Particular objectives

  • Promote and further develop the collaboration in nuclear education and training of students, researchers and professionals,
  • Ensure the quality of nuclear education and training,
  • Increase the attractiveness for engagement in the nuclear fields for students, researchers and professionals.
  • Promote life-long learning and career development at post-graduate or equivalent level.

Other basic objectives of the ENEN Association are to:

  • Harmonise European Master of Science curricula in nuclear disciplines and promote PhD studies,
  • Promote exchange of students and teachers participating in the frame of this network,
  • Increase the number of students by providing incentives,
  • Establish a framework for mutual recognition,
  • Foster and strengthen the relationship between universities, research organisations, regulatory bodies,the industry and any other organisations involved in the application of nuclear science and ionising radiation by facilitating their participation in (or associating them with) nuclear academic education and by offering continuous training.


Actions towards the Academia:

  • Assist universities to attract young and brilliant students by:
    – identifying, developing and disseminating new and challenging subjects for research;
    – establishing links and cooperation with research centres;
  • Convince universities to recruit new academic members for teaching and research in nuclear disciplines and maintaining expertise in key nuclear areas by:
    – developing, promoting and supporting ENEN exchange courses in nuclear disciplines;
    – disseminating and supporting the concept of life long learning in nuclear disciplines;
    – facilitate and coordinate the participation of universities to European research projects.

Actions towards End-Users:

  • Conserve the nuclear knowledge and improve the expertise by developing and establishing databases, web sites and distance learning tools;
  • Define the goals and set up the criteria for professional recognition and recruitment throughout the EU;
  • Provide resources and lecturers for advanced training courses, professional upgrades and continual training programmes;
  • Identify, disseminate and support interesting projects and research topics for internships, master theses and PhDs.

Historical background

Historically, ENEN was initially established as a French association called “Réseau Européen pour l’Enseignement des Sciences Nucléaires-ENEN” (ENEN Association), a nonprofit association established on 22 September 2003 under the French Law.

On 28 September 2018, the association transferred its activities to Brussels, Belgium.
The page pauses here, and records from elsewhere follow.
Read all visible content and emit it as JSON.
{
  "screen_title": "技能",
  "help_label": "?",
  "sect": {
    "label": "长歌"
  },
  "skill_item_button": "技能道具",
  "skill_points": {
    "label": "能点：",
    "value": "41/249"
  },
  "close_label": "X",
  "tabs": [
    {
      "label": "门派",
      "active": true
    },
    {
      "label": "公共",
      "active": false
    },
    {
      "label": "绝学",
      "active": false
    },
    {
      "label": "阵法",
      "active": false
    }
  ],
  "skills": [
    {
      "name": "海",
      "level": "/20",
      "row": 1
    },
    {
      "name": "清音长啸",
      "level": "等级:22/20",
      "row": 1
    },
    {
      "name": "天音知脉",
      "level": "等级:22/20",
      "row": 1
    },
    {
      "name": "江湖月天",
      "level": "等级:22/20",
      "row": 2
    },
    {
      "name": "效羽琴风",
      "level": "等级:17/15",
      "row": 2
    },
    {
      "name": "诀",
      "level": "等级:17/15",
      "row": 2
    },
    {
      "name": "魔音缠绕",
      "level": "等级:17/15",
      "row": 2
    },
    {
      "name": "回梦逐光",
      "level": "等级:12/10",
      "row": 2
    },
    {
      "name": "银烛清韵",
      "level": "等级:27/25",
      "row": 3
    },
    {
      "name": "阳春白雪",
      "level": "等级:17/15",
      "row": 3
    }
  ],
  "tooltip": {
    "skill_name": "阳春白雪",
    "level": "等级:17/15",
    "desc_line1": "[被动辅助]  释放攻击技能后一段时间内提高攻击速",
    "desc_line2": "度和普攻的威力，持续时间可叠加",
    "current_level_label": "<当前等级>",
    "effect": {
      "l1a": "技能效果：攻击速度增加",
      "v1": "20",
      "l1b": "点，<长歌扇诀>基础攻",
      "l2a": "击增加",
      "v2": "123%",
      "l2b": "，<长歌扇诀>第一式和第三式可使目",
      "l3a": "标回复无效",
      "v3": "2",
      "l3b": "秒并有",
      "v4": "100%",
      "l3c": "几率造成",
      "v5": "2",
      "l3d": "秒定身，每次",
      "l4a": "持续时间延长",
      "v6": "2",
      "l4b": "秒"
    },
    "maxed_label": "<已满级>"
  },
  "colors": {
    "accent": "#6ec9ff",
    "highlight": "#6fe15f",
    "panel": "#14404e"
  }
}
During this international legal reestructuring, the international nonprofit organization (aisbl) entity “European Nuclear Education Network” absorbed the activities of the french association “Réseau Européen pour l’Enseignement des Sciences Nucléaires-ENEN”, taking place at the same time the conclusion of activity of the latest.
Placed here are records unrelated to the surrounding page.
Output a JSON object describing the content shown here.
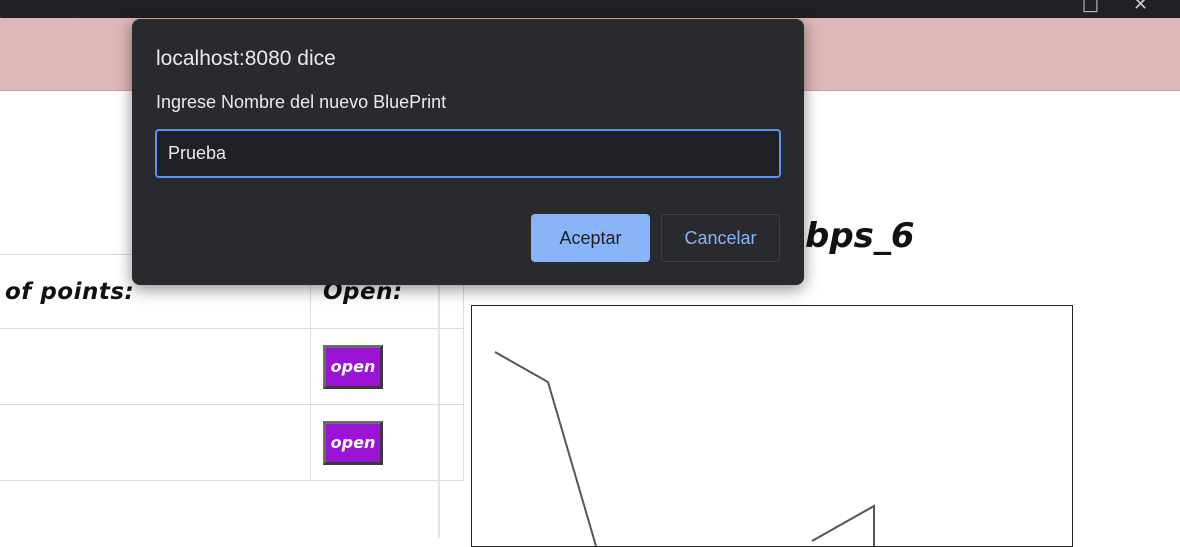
{
  "dialog": {
    "origin": "localhost:8080 dice",
    "message": "Ingrese Nombre del nuevo BluePrint",
    "input_value": "Prueba",
    "accept_label": "Aceptar",
    "cancel_label": "Cancelar"
  },
  "table": {
    "col_points_header": "of points:",
    "col_open_header": "Open:",
    "rows": [
      {
        "open_label": "open"
      },
      {
        "open_label": "open"
      }
    ]
  },
  "canvas": {
    "title": "bps_6"
  },
  "colors": {
    "header_bg": "#deb7b7",
    "open_button": "#9b14d6",
    "dialog_bg": "#292a2d",
    "accent": "#8ab4f8"
  },
  "icons": [
    "maximize-icon",
    "close-icon"
  ]
}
The “European Nuclear Engineering Network” project was launched under the 5th framework programme of the European Commission in January 2002. It established the basis for conserving nuclear knowledge and expertise, created a European High Education Area for nuclear disciplines, and initiated the implementation of the Bologna declaration in nuclear disciplines.

The European Nuclear Education Network (ENEN) Association was established afterwards on the basis of the European High Education Area by the partners of the “European Nuclear Engineering Network” project. The ENEN was given a more permanent character and a legal status by the foundation of the ENEN Association, a nonprofit international organization on 22 September 2003 under the French law of 1901.

The Lisbon EU 2000 summit proposed the strategic goal for the European Union to become the most competitive knowledge-based economy with more and better employment and social cohesion by 2010. It says: “Although the number of nuclear scientist and technologist may appear to be sufficient today in some countries, there are indicators that future expertise is at risk. In most countries, there are now fewer comprehensive, high quality nuclear technology programmes at universities than before. The ability of universities to attract top quality students, meet future staffing requirements of the nuclear industry, and conduct leading-edge research is becoming seriously compromised.”